Vrindavan, 2017.08.03 (VT): Maan Devi, aged 60, didn’t have a bathroom at home. So at four o’clock in the morning she headed out towards the fields, as she did every day, to ease the call of nature. Little did she know just down the road, the braid of one of the household’s ladies had been mysteriously cut off during the night.
The villagers suspected witchcraft, and unluckily for Maan Devi, she was the first person they saw when they looked outside.
“It’s a witch! A witch!” they screamed, and the people of the neighborhood, already tense from what they felt to be an onslaught from supernatural forces, came with sticks and beat the elderly woman to death.
The incident happened near Agra, about 60 kilometers from Mathura. But the recent incidents of “mysterious” braid cutting stretch from Delhi through Haryana and Rajasthan, to Western U.P., including Braj Mandal. Ladies in Nandgaon, Barsana, Kosi, Mathura and other small villages have reported their hair being cut off under mysterious conditions.
First come the headaches. Then the woman falls unconscious. When she wakes up, her braid is lying next to her, cut off. This is one common scenario described by the victims. Some say their braids were cut off in a closed house with nobody else around, while others had their braids fall off while walking in broad daylight.
The mysterious circumstances allgedly surrounding these incidents have led villagers to believe witches or black-magic makers are behind the mischief. But history offers other explanations.
Sociology and psychology have documented a concept called “mass hysteria”, also known as collective obsessional behavior. It is a phenomenon wherein the collective illusion of a threat – which may or may not be true – is transmitted through the population through rumors and fear.
Indians may recall the 2001 incident of the “Monkey Man of Delhi”. An older example of mass hysteria is the case of the Halifax Slasher of 1938. In Halifax, England, people reported being attacked by a mysterious man holding a gigantic hammer, with “bright buckles on his shoes”. Some reported being slashed by the man with a knife or a razor blade.
The panic continued for about two weeks, until one of the alleged victims admitted having inflicted the injuries upon himself to get attention. Others then admitted having done the same. At last, five people were charged with public mischief offenses, four of whom went to prison for their crimes.
Another strange example is the Dancing Plague of 1518 in the then-Holy Roman Empire. In this incident, about four hundred people began dancing for days on end without rest, some of whom eventually died from heart attacks, exhaustion or stroke. It is believed this incident of mass hysteria may have been caused by a type of fungus which has psychoactive qualities.
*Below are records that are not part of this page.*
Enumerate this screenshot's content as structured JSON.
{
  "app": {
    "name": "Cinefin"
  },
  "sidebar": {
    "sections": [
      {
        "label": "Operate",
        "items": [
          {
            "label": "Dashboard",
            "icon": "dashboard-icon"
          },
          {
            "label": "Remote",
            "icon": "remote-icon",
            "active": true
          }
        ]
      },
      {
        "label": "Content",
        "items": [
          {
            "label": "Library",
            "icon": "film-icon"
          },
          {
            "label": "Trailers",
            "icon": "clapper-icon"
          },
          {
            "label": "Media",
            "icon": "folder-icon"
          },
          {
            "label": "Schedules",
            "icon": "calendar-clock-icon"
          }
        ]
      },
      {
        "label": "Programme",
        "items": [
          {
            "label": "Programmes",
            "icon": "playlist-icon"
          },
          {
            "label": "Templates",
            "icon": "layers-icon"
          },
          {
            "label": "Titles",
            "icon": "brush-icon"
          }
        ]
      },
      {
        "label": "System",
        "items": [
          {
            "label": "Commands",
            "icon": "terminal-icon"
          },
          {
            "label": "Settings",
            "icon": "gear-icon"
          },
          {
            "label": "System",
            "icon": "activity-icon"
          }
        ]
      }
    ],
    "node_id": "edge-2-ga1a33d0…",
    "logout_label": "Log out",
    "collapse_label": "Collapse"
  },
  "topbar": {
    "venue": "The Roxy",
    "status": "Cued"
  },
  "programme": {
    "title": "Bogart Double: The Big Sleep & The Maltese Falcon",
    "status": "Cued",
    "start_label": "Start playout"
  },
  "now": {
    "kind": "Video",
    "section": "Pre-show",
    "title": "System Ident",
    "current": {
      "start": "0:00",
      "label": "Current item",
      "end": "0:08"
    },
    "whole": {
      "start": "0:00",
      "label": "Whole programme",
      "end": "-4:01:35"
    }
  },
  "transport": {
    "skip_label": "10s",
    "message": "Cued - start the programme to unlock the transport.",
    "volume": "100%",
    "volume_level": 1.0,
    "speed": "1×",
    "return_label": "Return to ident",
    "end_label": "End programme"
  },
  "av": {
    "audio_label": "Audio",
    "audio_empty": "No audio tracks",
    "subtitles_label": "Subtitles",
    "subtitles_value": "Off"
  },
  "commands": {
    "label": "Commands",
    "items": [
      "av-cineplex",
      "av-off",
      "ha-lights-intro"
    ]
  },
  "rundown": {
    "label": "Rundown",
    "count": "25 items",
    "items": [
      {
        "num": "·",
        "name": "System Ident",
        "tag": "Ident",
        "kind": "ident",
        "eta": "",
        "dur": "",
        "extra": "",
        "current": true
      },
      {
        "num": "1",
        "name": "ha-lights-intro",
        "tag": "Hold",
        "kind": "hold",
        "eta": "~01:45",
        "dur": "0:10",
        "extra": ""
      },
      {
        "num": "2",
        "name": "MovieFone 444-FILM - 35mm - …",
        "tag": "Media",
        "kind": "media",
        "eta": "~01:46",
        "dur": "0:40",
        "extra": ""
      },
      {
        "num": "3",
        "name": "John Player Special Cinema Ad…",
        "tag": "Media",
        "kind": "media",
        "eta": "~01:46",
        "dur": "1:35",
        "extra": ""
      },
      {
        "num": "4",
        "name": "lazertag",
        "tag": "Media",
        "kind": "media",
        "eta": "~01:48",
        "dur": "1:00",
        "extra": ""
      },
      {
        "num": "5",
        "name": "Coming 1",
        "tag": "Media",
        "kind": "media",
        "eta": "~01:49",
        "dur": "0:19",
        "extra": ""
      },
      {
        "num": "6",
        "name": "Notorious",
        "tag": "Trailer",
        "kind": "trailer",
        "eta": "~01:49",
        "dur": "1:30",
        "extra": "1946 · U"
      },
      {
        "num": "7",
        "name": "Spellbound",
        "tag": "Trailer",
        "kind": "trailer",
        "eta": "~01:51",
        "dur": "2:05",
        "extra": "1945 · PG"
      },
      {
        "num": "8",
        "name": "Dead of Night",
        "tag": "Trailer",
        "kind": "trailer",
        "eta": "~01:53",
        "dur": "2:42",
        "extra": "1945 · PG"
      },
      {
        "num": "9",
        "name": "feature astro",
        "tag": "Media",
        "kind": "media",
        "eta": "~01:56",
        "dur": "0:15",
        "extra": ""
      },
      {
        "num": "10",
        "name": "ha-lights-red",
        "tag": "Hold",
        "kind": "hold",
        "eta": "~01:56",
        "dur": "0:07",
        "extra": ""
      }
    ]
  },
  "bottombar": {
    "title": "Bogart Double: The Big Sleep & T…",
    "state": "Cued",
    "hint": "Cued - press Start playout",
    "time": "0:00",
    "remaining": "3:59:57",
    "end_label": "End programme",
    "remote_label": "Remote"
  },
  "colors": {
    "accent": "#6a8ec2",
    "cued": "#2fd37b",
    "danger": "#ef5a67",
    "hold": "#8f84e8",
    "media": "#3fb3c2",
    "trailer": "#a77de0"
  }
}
Historian John Waller has speculated that the dancing plague was the product of “stress-induced psychosis” , since the area was very poor and the residents, who were already superstitious, faced starvation and disease.
Whether or not supernatural forces exist, there are certainly a number of more down-to-earth explanations for the braid-cutting phenomenon. Some have suggested that antisocial elements are purposely creating a panic by drugging women and cutting their hair, while many of the incidents are almost certainly faked or mere rumors.
Whatever the case may be, the matter is becoming grave as allegations of “mysterious braid cutting” continue to increase in the area, with some 20-odd incidents reported in Mathura alone.